Raw data:

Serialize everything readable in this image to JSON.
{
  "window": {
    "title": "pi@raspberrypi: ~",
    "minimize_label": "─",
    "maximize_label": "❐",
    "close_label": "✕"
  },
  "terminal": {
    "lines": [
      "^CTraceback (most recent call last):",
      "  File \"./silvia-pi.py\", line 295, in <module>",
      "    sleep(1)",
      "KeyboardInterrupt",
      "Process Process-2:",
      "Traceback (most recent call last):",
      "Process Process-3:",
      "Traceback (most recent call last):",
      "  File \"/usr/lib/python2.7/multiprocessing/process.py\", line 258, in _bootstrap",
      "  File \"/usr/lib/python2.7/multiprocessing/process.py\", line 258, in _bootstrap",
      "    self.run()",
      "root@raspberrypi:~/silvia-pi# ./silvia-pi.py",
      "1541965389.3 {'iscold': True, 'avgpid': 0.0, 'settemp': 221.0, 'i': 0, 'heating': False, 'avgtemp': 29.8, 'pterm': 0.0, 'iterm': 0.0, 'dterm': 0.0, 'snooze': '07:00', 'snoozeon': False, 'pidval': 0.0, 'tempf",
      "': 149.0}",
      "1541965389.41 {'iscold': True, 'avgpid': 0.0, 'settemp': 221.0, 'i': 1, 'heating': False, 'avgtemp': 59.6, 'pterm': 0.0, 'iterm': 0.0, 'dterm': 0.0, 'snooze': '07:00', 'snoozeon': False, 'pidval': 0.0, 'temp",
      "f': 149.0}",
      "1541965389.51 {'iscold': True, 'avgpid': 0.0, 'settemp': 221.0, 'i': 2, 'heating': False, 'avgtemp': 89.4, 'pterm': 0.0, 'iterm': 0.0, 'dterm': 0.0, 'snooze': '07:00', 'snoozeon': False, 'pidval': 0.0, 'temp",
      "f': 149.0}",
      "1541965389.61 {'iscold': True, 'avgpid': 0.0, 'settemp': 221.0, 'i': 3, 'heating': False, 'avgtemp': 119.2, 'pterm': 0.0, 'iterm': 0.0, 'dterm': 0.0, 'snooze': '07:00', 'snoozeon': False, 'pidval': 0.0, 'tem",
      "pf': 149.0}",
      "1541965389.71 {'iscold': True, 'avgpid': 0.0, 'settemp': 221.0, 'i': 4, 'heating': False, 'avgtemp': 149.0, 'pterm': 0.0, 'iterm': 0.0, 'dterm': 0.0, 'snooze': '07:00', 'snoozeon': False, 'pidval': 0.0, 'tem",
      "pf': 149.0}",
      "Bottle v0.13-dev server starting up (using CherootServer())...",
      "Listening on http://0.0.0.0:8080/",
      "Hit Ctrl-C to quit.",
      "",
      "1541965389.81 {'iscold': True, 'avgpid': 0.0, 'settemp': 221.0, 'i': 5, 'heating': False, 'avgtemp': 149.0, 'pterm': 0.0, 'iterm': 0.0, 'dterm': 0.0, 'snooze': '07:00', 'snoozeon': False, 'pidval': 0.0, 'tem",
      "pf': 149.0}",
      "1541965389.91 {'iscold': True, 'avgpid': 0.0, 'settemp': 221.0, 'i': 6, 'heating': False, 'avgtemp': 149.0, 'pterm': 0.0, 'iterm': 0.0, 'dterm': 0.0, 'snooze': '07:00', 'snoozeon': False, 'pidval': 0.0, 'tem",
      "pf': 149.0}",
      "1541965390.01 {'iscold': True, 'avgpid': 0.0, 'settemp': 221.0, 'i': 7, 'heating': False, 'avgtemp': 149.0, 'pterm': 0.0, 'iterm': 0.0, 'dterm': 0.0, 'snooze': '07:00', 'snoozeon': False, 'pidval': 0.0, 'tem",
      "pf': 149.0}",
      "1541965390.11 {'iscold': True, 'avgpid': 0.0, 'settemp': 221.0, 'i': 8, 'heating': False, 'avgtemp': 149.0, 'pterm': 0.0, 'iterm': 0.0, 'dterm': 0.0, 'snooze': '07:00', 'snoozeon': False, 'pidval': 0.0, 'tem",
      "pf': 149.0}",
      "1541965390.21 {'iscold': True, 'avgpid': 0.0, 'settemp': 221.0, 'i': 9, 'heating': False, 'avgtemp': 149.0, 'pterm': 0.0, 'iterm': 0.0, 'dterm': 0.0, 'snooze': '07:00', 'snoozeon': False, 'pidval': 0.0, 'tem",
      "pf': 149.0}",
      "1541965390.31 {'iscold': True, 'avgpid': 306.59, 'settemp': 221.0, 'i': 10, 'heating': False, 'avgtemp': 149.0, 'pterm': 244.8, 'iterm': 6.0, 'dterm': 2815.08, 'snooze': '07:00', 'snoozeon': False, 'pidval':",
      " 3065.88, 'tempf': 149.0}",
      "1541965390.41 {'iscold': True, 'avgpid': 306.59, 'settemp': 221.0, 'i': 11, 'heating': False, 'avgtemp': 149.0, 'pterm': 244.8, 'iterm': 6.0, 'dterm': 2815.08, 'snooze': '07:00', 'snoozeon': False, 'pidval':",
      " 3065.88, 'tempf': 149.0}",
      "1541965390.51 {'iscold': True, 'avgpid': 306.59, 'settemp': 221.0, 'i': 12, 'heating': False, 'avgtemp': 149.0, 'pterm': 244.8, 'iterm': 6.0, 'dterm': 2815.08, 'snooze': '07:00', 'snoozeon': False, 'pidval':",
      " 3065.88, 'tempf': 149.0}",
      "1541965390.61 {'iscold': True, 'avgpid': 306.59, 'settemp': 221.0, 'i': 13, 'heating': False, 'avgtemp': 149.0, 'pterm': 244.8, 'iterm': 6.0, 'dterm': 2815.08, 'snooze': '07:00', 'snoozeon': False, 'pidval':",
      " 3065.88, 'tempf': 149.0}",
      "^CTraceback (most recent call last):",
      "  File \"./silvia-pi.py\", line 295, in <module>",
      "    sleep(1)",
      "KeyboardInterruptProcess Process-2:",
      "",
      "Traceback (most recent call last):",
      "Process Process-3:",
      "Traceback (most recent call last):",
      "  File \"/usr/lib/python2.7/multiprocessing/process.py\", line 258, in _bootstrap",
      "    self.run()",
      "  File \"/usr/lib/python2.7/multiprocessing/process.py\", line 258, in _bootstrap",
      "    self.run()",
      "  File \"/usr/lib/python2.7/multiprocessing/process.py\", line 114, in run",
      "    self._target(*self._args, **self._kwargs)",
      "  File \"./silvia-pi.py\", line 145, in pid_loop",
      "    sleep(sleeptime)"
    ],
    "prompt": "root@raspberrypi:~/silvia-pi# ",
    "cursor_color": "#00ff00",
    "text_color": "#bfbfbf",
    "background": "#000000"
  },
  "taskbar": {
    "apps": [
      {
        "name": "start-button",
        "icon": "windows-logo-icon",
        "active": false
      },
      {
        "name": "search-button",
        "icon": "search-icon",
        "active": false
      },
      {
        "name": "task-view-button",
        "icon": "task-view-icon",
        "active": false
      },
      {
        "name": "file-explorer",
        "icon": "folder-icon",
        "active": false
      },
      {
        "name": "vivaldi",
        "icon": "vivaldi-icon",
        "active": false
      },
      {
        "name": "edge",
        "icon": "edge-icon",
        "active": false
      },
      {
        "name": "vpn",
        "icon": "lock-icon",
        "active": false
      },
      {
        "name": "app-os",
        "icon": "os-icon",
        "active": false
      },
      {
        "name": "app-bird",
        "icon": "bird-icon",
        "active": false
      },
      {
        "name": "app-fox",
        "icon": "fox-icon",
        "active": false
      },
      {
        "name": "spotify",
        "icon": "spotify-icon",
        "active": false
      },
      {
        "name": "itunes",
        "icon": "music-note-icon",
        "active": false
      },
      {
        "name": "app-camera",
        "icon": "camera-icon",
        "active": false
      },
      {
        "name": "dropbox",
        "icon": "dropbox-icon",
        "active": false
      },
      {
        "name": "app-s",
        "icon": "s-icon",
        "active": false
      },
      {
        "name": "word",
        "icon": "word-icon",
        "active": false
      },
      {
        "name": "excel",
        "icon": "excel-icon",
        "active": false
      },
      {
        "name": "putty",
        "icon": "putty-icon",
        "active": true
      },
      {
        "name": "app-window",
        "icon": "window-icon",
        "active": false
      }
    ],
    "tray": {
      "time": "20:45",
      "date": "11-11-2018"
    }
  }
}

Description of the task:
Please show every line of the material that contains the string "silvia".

Exercise output:
      "  File \"./silvia-pi.py\", line 295, in <module>",
      "root@raspberrypi:~/silvia-pi# ./silvia-pi.py",
      "  File \"./silvia-pi.py\", line 295, in <module>",
      "  File \"./silvia-pi.py\", line 145, in pid_loop",
    "prompt": "root@raspberrypi:~/silvia-pi# ",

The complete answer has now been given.